Work instructions:
In the listing below, which lines contain the string "Cross"? Copy them all.

============

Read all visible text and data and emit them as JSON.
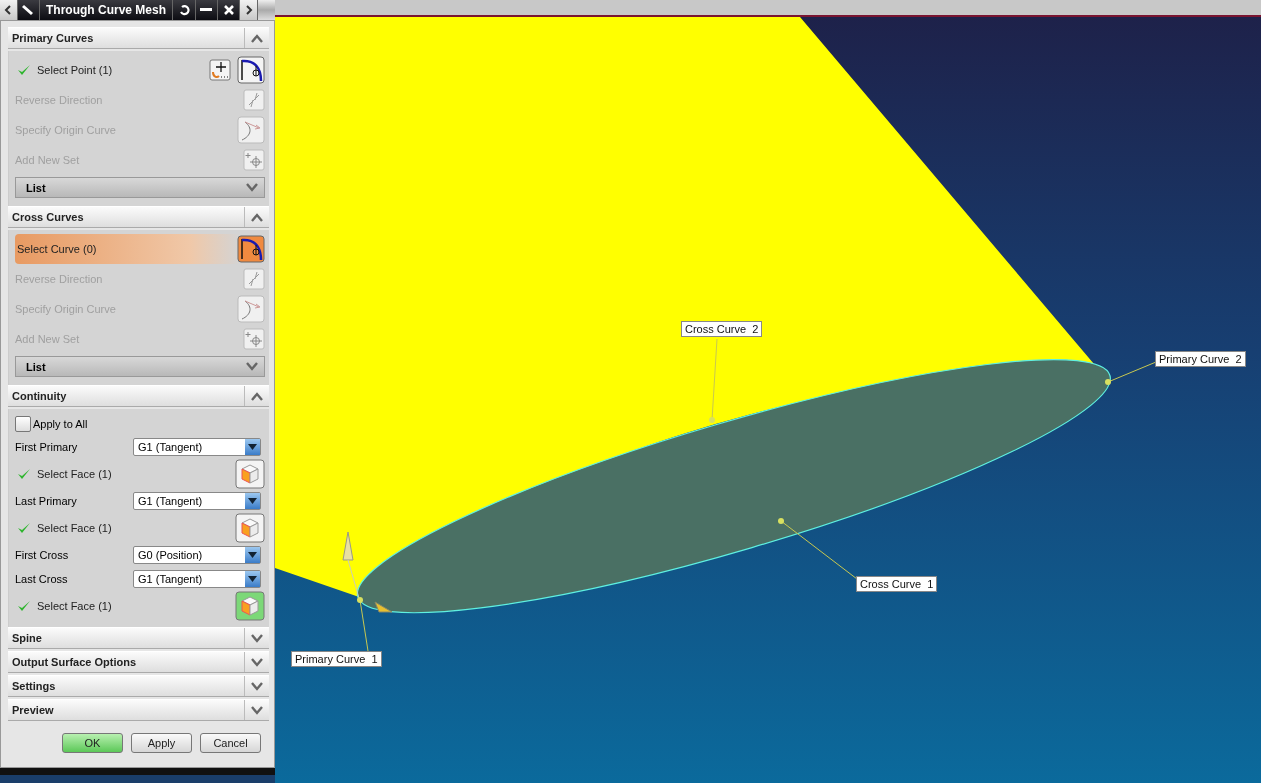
{
  "dialog": {
    "title": "Through Curve Mesh",
    "sections": [
      {
        "title": "Primary Curves",
        "expanded": true,
        "rows": [
          {
            "kind": "curve-select",
            "label": "Select Point (1)",
            "done": true,
            "active": false
          },
          {
            "kind": "reverse",
            "label": "Reverse Direction",
            "disabled": true
          },
          {
            "kind": "origin",
            "label": "Specify Origin Curve",
            "disabled": true
          },
          {
            "kind": "add-set",
            "label": "Add New Set",
            "disabled": true
          },
          {
            "kind": "list",
            "label": "List"
          }
        ]
      },
      {
        "title": "Cross Curves",
        "expanded": true,
        "rows": [
          {
            "kind": "curve-select",
            "label": "Select Curve (0)",
            "done": false,
            "active": true
          },
          {
            "kind": "reverse",
            "label": "Reverse Direction",
            "disabled": true
          },
          {
            "kind": "origin",
            "label": "Specify Origin Curve",
            "disabled": true
          },
          {
            "kind": "add-set",
            "label": "Add New Set",
            "disabled": true
          },
          {
            "kind": "list",
            "label": "List"
          }
        ]
      },
      {
        "title": "Continuity",
        "expanded": true,
        "rows": [
          {
            "kind": "checkbox",
            "label": "Apply to All",
            "checked": false
          },
          {
            "kind": "dropdown",
            "label": "First Primary",
            "value": "G1 (Tangent)"
          },
          {
            "kind": "face-select",
            "label": "Select Face (1)",
            "done": true,
            "active": false
          },
          {
            "kind": "dropdown",
            "label": "Last Primary",
            "value": "G1 (Tangent)"
          },
          {
            "kind": "face-select",
            "label": "Select Face (1)",
            "done": true,
            "active": false
          },
          {
            "kind": "dropdown",
            "label": "First Cross",
            "value": "G0 (Position)"
          },
          {
            "kind": "dropdown",
            "label": "Last Cross",
            "value": "G1 (Tangent)"
          },
          {
            "kind": "face-select",
            "label": "Select Face (1)",
            "done": true,
            "active": true
          }
        ]
      },
      {
        "title": "Spine",
        "expanded": false
      },
      {
        "title": "Output Surface Options",
        "expanded": false
      },
      {
        "title": "Settings",
        "expanded": false
      },
      {
        "title": "Preview",
        "expanded": false
      }
    ],
    "buttons": [
      {
        "label": "OK",
        "default": true
      },
      {
        "label": "Apply",
        "default": false
      },
      {
        "label": "Cancel",
        "default": false
      }
    ]
  },
  "viewport": {
    "labels": [
      {
        "text": "Cross Curve  2"
      },
      {
        "text": "Primary Curve  2"
      },
      {
        "text": "Cross Curve  1"
      },
      {
        "text": "Primary Curve  1"
      }
    ]
  }
}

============

Answer space:
        "title": "Cross Curves",
            "label": "First Cross",
            "label": "Last Cross",
        "text": "Cross Curve  2"
        "text": "Cross Curve  1"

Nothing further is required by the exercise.